Monday, June 08, 2009

A Wise Latina

Despite my own warning to ignore such nonsense, I've been thinking a bit about Judge Sotomayor's "wise Latina" remark. Here it is (with emphasis added by me) in full context:
Justice O'Connor has often been cited as saying that a wise old man and wise old woman will reach the same conclusion in deciding cases. I am not so sure Justice O'Connor is the author of that line since Professor Resnik attributes that line to Supreme Court Justice Coyle. I am also not so sure that I agree with the statement. First, as Professor Martha Minnow has noted, there can never be a universal definition of wise. Second, I would hope that a wise Latina woman with the richness of her experiences would more often than not reach a better conclusion than a white male who hasn't lived that life.
Let us not forget that wise men like Oliver Wendell Holmes and Justice Cardozo voted on cases which upheld both sex and race discrimination in our society. Until 1972, no Supreme Court case ever upheld the claim of a woman in a gender discrimination case. I, like Professor Carter, believe that we should not be so myopic as to believe that others of different experiences or backgrounds are incapable of understanding the values and needs of people from a different group. Many are so capable. As Judge Cedarbaum pointed out to me, nine white men on the Supreme Court in the past have done so on many occasions and on many issues including Brown.
However, to understand takes time and effort, something that not all people are willing to give.

Now two observations:

1) There is no claim whatsoever to inherent racial or sexual superiority of Latinas/Latinos over Anglos or of women over men. Judge Sotomayor does not say that race or sex confers any superior abilities. The notion that this is somehow a racist statement is just ridiculous.

2) There is also no claim of inevitability.
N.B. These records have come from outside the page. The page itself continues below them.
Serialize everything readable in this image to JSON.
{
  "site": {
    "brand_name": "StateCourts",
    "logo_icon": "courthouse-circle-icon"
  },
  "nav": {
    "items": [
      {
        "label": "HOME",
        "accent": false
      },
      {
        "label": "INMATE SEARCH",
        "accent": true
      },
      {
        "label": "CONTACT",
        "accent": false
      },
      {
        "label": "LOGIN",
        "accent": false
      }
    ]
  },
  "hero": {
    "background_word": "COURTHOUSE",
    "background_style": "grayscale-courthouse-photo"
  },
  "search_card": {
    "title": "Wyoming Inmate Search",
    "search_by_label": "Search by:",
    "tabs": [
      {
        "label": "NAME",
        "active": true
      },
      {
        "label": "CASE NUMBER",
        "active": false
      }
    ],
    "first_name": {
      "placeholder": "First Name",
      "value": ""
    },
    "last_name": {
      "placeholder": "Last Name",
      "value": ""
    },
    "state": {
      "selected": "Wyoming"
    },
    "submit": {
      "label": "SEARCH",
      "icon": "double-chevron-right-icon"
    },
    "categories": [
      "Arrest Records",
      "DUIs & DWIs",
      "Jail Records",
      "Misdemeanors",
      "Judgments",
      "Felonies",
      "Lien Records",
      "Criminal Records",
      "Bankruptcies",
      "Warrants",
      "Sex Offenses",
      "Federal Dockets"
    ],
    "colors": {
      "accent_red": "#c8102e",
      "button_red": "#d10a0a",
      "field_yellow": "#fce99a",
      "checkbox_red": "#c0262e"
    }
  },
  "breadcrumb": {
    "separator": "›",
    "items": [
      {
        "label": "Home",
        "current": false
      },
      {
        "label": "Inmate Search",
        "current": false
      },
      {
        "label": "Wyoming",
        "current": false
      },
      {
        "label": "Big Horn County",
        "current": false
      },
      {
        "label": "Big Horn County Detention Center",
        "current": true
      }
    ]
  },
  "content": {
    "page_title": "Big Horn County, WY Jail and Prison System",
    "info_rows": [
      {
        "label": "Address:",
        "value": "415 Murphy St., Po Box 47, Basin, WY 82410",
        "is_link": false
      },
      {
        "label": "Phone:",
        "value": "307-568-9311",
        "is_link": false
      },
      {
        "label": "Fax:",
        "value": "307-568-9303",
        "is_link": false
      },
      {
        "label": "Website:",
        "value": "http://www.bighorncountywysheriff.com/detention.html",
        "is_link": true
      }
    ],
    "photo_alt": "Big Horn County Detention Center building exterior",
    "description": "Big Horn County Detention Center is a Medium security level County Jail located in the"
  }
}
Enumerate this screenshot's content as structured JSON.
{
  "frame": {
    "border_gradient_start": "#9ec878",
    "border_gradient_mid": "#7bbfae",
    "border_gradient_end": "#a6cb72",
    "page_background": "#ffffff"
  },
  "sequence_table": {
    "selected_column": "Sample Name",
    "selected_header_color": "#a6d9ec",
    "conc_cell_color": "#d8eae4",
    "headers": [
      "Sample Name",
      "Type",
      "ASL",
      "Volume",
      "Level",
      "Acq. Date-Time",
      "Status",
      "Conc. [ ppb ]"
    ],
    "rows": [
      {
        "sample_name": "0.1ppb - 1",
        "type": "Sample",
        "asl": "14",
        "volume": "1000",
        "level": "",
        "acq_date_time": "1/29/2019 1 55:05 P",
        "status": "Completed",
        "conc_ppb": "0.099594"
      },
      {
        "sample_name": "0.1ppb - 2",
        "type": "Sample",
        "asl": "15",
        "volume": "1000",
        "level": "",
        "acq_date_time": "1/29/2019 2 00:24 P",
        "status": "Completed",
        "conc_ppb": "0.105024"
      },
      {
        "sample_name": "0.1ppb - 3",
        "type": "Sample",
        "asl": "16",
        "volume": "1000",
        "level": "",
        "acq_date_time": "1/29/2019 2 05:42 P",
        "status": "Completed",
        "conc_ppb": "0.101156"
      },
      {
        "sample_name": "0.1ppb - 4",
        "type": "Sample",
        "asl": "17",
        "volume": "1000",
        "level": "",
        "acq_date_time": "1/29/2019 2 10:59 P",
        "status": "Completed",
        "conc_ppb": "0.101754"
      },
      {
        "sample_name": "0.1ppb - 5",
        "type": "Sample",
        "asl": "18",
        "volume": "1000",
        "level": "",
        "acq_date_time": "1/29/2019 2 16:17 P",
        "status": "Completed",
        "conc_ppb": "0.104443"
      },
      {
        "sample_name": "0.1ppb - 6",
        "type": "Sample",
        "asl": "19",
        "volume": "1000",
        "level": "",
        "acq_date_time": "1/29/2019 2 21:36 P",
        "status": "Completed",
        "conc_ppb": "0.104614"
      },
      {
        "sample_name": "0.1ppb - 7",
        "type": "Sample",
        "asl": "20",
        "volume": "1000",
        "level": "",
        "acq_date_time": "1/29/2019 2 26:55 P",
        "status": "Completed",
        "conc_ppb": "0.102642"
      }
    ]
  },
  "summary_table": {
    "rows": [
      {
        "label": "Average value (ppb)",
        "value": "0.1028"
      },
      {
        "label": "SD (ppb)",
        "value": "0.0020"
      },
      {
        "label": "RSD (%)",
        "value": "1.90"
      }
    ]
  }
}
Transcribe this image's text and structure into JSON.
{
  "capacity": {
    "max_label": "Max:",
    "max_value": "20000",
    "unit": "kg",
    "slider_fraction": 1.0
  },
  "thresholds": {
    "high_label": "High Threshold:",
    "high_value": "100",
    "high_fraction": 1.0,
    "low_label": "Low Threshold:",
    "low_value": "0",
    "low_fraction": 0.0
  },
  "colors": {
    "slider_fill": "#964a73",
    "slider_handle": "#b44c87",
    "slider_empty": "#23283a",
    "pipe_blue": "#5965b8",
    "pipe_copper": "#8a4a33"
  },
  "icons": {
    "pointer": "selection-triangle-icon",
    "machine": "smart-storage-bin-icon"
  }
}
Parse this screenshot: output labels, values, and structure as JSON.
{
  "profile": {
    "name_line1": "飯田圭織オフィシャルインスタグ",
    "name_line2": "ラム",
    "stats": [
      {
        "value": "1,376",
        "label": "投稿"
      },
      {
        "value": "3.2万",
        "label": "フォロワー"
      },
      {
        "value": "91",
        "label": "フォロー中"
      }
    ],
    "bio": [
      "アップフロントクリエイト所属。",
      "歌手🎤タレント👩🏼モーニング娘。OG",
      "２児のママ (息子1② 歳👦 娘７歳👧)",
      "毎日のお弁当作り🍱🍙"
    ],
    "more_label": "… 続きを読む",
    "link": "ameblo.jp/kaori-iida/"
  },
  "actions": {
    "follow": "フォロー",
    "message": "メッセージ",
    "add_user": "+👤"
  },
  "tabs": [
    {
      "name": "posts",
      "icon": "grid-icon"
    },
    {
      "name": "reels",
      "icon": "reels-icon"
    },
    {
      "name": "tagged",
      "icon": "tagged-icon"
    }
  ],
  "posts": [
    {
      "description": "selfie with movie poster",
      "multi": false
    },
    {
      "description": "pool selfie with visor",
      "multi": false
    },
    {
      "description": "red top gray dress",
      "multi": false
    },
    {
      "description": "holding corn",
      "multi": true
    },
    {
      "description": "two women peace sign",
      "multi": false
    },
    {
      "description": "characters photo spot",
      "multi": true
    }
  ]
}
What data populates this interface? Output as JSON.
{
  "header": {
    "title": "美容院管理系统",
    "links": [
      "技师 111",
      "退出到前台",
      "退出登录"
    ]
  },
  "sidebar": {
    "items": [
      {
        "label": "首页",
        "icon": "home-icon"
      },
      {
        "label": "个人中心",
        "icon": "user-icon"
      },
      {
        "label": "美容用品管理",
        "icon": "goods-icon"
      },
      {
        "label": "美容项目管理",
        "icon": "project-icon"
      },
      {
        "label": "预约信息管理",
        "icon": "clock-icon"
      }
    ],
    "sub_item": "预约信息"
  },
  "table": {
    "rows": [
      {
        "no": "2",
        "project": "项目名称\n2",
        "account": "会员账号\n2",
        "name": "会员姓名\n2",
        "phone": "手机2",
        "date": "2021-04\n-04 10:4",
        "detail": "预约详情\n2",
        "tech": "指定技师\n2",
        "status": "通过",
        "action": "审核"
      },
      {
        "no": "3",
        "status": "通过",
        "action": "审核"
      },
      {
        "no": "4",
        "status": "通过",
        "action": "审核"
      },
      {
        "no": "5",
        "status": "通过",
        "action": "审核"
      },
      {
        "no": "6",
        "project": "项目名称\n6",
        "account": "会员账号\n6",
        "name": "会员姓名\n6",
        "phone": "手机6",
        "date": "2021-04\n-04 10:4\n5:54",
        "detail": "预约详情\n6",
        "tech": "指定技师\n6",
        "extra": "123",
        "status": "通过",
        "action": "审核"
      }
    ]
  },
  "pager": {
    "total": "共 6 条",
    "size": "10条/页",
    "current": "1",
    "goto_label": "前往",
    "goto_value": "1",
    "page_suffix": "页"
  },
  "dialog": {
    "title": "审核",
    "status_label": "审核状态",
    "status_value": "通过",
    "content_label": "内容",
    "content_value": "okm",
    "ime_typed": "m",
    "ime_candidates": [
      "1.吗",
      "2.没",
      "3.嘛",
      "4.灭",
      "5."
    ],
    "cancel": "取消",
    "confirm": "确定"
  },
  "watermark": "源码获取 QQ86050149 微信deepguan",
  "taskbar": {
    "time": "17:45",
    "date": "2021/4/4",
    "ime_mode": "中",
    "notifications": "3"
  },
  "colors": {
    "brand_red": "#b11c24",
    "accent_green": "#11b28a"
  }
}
Speaking not of all decisions but in particular about cases involving claims of discrimination, Judge Sotomayor says only that she "hopes" that the experience of being part of a minority group will lead a "wise" Latina (note not all Latinas, but just wise ones) to make better decisions about such cases than a member of the dominant group, even as she acknowledges that it is possible for a white male judge, with sufficient effort, to appreciate the impact of discrimination on the out groups.

These points, in my view, fully rebut the hyperbolic claims of the conservatives who have seized on this language as somehow disqualifying. However, I'd like to raise a different point that is of more academic interest. To the extent we can generalize, Judge Sotomayor seems to be saying that the experience of having been oppressed leads people to be more sensitive to the oppression of others. It's not entirely clear whether she means to say that a member of any out group will therefore be sensitive to the oppression of members of every out group, but I think that is a fair inference, and even if that's not implied by Judge Sotomayor, it's a commonly held view.

A version of the view dates back to the great Greek tragedians. The chorus in Agamemnon says "man must suffer to be wise," and the chorus in Antigone tells Creon that suffering is the schoolteacher of man. Now, Aeschylus and Sophocles weren't exactly saying that suffering breeds sympathy for the suffering of others, but something like that view is implicit, and the point gets picked up especially in Christian ethics that extol the poor and the meek as virtuous.

Still, I have my doubts. The experience of oppression can as well lead either to a kind of survivalism in which the oppressed, of real or perceived necessity, look out only for their own good. Or a group that is relatively oppressed may resent other oppressed groups as competitors for resources and status. Many historians attribute the weakness of the American labor movement to the fact that poor white workers were unwilling to join a multi-racial coalition with African Americans. The exploitation of the poor whites left them, not sympathetic to African Americans who were in an even worse position, but wanting to make clear their own higher social status. More recently, I think it is not entirely accidental that support for same-sex marriage and gay rights more broadly is less widespread among minority groups than among whites.

So the experience of being on the outs can lead one to be more sympathetic to other out groups, but the effect is hardly inevitable.

Posted by Mike Dorf